> **Information supplied**
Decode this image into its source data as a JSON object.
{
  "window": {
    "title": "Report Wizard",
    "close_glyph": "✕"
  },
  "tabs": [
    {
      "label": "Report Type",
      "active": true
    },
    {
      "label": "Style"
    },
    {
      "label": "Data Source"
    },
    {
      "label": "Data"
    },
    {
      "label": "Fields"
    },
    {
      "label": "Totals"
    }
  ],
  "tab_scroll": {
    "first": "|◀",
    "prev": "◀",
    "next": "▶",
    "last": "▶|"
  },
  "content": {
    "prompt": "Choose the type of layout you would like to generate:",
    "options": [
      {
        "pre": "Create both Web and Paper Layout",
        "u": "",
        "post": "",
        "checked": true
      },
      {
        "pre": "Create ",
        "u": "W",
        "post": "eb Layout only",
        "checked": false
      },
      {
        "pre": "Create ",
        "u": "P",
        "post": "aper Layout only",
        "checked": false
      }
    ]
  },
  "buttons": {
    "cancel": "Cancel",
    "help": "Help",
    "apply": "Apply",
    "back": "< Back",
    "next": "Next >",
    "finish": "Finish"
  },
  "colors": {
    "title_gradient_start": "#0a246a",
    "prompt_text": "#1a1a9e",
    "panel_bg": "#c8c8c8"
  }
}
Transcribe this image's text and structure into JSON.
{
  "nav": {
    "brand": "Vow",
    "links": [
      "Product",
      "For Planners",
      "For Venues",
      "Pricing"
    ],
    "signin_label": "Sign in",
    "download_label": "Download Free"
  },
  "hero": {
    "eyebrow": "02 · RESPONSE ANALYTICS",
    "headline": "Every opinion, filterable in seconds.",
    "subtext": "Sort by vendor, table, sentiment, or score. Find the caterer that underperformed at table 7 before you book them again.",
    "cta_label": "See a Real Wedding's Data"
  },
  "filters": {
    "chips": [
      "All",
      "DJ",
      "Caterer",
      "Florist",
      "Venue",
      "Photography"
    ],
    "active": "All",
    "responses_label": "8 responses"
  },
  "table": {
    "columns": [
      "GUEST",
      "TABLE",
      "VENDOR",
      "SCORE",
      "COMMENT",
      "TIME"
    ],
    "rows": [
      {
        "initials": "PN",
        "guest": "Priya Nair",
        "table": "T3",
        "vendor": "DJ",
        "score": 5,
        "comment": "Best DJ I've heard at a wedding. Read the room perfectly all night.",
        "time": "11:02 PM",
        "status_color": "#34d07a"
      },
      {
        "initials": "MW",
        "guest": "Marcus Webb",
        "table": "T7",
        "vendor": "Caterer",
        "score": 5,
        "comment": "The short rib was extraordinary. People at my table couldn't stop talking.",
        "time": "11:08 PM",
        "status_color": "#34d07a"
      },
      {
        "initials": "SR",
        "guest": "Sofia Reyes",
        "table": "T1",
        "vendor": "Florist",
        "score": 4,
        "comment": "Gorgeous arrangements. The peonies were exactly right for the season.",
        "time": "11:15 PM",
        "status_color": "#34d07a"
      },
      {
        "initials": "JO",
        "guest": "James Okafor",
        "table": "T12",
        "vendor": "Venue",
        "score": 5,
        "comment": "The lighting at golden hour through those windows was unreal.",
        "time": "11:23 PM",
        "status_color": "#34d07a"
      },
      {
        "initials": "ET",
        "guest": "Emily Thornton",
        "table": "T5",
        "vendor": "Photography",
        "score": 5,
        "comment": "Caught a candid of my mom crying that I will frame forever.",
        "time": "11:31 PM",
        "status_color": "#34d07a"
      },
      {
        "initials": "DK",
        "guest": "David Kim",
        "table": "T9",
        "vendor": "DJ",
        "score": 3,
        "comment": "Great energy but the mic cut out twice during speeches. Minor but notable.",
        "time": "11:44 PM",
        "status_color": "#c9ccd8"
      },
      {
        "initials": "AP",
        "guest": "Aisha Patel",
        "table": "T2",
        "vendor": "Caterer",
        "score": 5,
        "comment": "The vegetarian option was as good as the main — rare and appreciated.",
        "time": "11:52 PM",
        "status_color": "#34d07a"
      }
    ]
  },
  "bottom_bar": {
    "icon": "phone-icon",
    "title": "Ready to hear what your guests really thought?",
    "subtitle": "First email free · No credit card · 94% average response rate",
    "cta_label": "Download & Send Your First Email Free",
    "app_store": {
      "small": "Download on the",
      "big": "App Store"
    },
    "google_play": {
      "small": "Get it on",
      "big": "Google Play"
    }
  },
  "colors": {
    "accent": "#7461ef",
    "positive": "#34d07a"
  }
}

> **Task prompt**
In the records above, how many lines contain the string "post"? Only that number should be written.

> **Worked solution**
3